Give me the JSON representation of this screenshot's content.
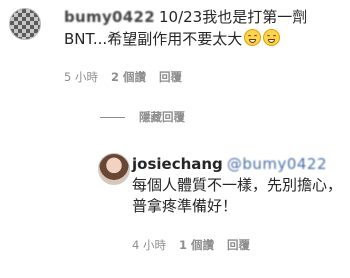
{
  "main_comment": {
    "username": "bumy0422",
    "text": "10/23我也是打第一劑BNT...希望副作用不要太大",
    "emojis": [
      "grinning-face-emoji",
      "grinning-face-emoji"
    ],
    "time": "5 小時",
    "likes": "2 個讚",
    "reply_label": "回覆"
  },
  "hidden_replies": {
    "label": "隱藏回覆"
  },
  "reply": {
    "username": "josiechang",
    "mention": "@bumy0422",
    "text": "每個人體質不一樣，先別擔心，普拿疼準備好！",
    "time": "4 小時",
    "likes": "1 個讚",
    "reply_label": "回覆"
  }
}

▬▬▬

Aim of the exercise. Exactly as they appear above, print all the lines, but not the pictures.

Exercise response.
Give me the JSON representation of this screenshot's content.
{
  "main_comment": {
    "username": "bumy0422",
    "text": "10/23我也是打第一劑BNT...希望副作用不要太大",
    "emojis": [
      "grinning-face-emoji",
      "grinning-face-emoji"
    ],
    "time": "5 小時",
    "likes": "2 個讚",
    "reply_label": "回覆"
  },
  "hidden_replies": {
    "label": "隱藏回覆"
  },
  "reply": {
    "username": "josiechang",
    "mention": "@bumy0422",
    "text": "每個人體質不一樣，先別擔心，普拿疼準備好！",
    "time": "4 小時",
    "likes": "1 個讚",
    "reply_label": "回覆"
  }
}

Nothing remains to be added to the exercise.